The triathlon took place last Sunday (21st June), the start time was pretty early and required a 4:20am alarm on a Sunday morning, that was challenging enough! We arrived on time but things started going wrong from there, firstly we couldn’t find the car park, then there was a long queue for the toilets, I eventually got myself registered and racked my bike but by then I only had about 5 minutes until my start time. I quickly pulled on my wetsuit and ran down to the start. I slipped into the water, pulled my goggles on an heard the starter announce 30 seconds to go! I didn’t have time to get used to the water temperature or properly sort my goggles out. We started the race and I still couldn’t get my head under water without the coldness taking my breath away, on top of this I was breathing heavily from the rushed start and then my goggles fogged up! At this point I realised things were unraveling a bit and tried to pull myself together, I gave myself a stern talking to and focused on getting some good strokes done and trying to find a rhythm. However, I just couldn’t get going – my legs couldn’t kick properly, I was still very short of breath, my wetsuit was choking me, and then my arms started giving up (I’d only been in the water about 10 minutes and had swam about 100 metres!). It was then I started to think that carrying on was going to put myself in danger, and that I couldn’t see myself finishing 1500m. I decided to quit, and got towed out of the water by a kayak. I was furious with myself for giving up but I couldn’t see another option. I packed my stuff up and me and Cat (who had got up at 4:20am to watch me climb out of lake) were back home by 8am.
I learnt a lot of lessons from this, and with hindsight and a good glug from my half full glass it was good that it happened now and not at the half ironman. I’ve been fortunate so far to get through everything without a hiccup so it had to happen at some point. Tonight I put my demons to bed with a great open water swim at the local reservoir in my new larger wetsuit (the old one was too small, hence the choking and tired arms), with my fog proof goggles (baby shampoo is the answer!). I took my time getting ready and acclimatized to the water temperature before starting. Happy times! I’m now looking forward to the aquathlon this weekend!
Finally, I want to highlight a future event that I want everyone to get involved with if they can. I’m organising a Team 30/30 Park Run day for Saturday 3rd October. Park Run is a national programme of free 5km events (run, jog, walk it really doesn’t matter) in local parks, they have hundreds of locations nationwide so there is usually one nearby you. They all take place on Saturday’s at 9am. Find yours at www.parkrun.org.uk. You will need to register beforehand and print your race barcode.
The idea is that we raise lots of awareness of Pancreatic Cancer UK so I would like everyone to run in something purple and then tweet and Facebook your photo’s to me and the world! It would be excellent if by doing this we can also raise some funds for the 30/30 Challenge too, so don’t forget to tell people what you’re doing and why. The link for donations is www.justgiving.com/nicks3030challenge.

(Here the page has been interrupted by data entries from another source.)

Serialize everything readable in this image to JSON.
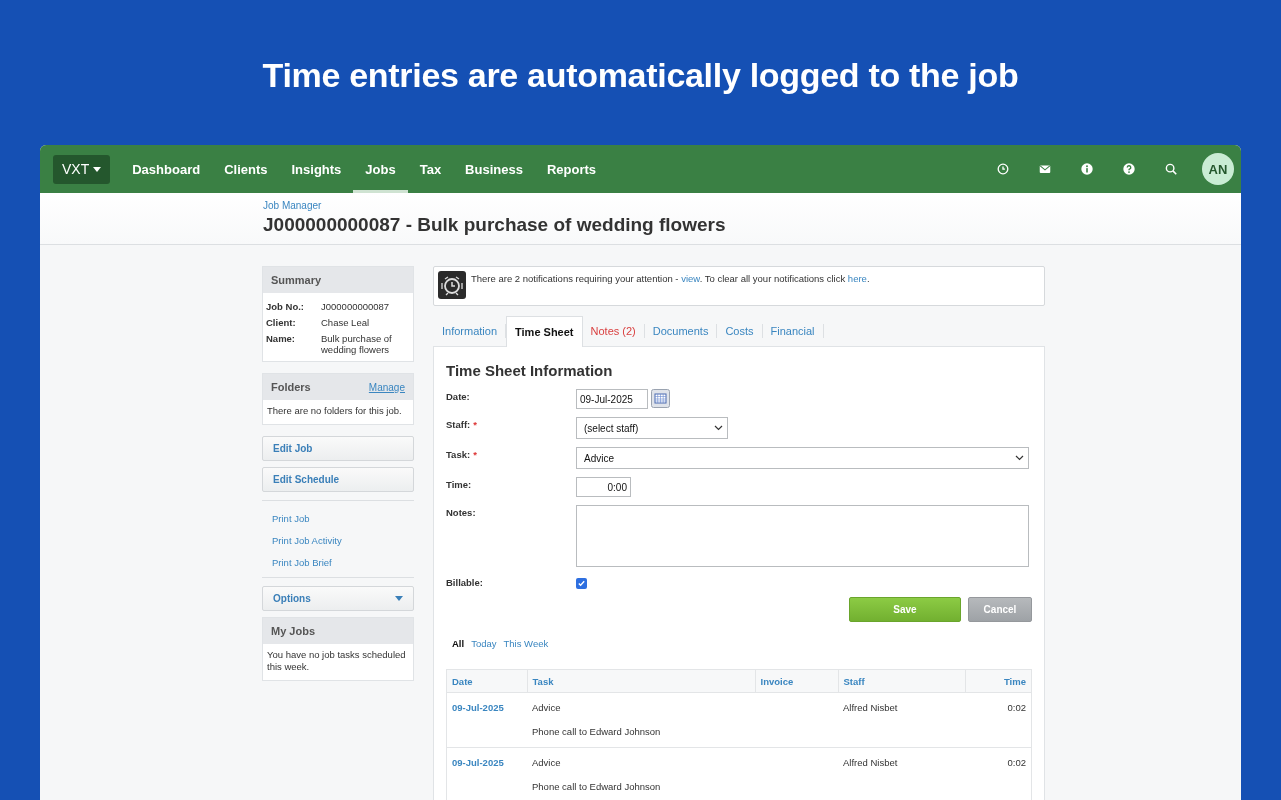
{
  "headline": "Time entries are automatically logged to the job",
  "nav": {
    "brand": "VXT",
    "items": [
      {
        "label": "Dashboard",
        "selected": false
      },
      {
        "label": "Clients",
        "selected": false
      },
      {
        "label": "Insights",
        "selected": false
      },
      {
        "label": "Jobs",
        "selected": true
      },
      {
        "label": "Tax",
        "selected": false
      },
      {
        "label": "Business",
        "selected": false
      },
      {
        "label": "Reports",
        "selected": false
      }
    ],
    "icons": [
      {
        "kind": "clock"
      },
      {
        "kind": "mail"
      },
      {
        "kind": "info"
      },
      {
        "kind": "help"
      },
      {
        "kind": "search"
      }
    ],
    "avatar": "AN"
  },
  "header": {
    "breadcrumb": "Job Manager",
    "title": "J000000000087 - Bulk purchase of wedding flowers"
  },
  "sidebar": {
    "summary": {
      "title": "Summary",
      "rows": [
        {
          "label": "Job No.:",
          "value": "J000000000087"
        },
        {
          "label": "Client:",
          "value": "Chase Leal"
        },
        {
          "label": "Name:",
          "value": "Bulk purchase of wedding flowers"
        }
      ]
    },
    "folders": {
      "title": "Folders",
      "action": "Manage",
      "text": "There are no folders for this job."
    },
    "buttons": [
      "Edit Job",
      "Edit Schedule"
    ],
    "links": [
      "Print Job",
      "Print Job Activity",
      "Print Job Brief"
    ],
    "options": "Options",
    "my_jobs": {
      "title": "My Jobs",
      "text": "You have no job tasks scheduled this week."
    }
  },
  "notice": [
    {
      "kind": "text",
      "text": "There are 2 notifications requiring your attention - "
    },
    {
      "kind": "link",
      "text": "view"
    },
    {
      "kind": "text",
      "text": ". To clear all your notifications click "
    },
    {
      "kind": "link",
      "text": "here"
    },
    {
      "kind": "text",
      "text": "."
    }
  ],
  "tabs": [
    {
      "label": "Information",
      "selected": false,
      "alert": false
    },
    {
      "label": "Time Sheet",
      "selected": true,
      "alert": false
    },
    {
      "label": "Notes (2)",
      "selected": false,
      "alert": true
    },
    {
      "label": "Documents",
      "selected": false,
      "alert": false
    },
    {
      "label": "Costs",
      "selected": false,
      "alert": false
    },
    {
      "label": "Financial",
      "selected": false,
      "alert": false
    }
  ],
  "form": {
    "title": "Time Sheet Information",
    "fields": [
      {
        "kind": "date",
        "label": "Date:",
        "value": "09-Jul-2025"
      },
      {
        "kind": "select",
        "label": "Staff:",
        "required_mark": "*",
        "value": "(select staff)"
      },
      {
        "kind": "select-wide",
        "label": "Task:",
        "required_mark": "*",
        "value": "Advice"
      },
      {
        "kind": "time",
        "label": "Time:",
        "value": "0:00"
      },
      {
        "kind": "textarea",
        "label": "Notes:"
      },
      {
        "kind": "checkbox",
        "label": "Billable:",
        "checked": true
      }
    ],
    "buttons": [
      {
        "kind": "primary",
        "label": "Save"
      },
      {
        "kind": "secondary",
        "label": "Cancel"
      }
    ]
  },
  "filters": [
    {
      "label": "All",
      "selected": true
    },
    {
      "label": "Today",
      "selected": false
    },
    {
      "label": "This Week",
      "selected": false
    }
  ],
  "table": {
    "columns": [
      "Date",
      "Task",
      "Invoice",
      "Staff",
      "Time"
    ],
    "rows": [
      {
        "date": "09-Jul-2025",
        "task": "Advice",
        "note": "Phone call to Edward Johnson",
        "staff": "Alfred Nisbet",
        "time": "0:02"
      },
      {
        "date": "09-Jul-2025",
        "task": "Advice",
        "note": "Phone call to Edward Johnson",
        "staff": "Alfred Nisbet",
        "time": "0:02"
      }
    ]
  }
}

If you can’t run, jog, or walk 5km then please think about supporting us by volunteering at your local Park Run – this is what my Mum would have done! Full details are on the website.
In the next blog I’ll let you know the details of my 30th Challenge…!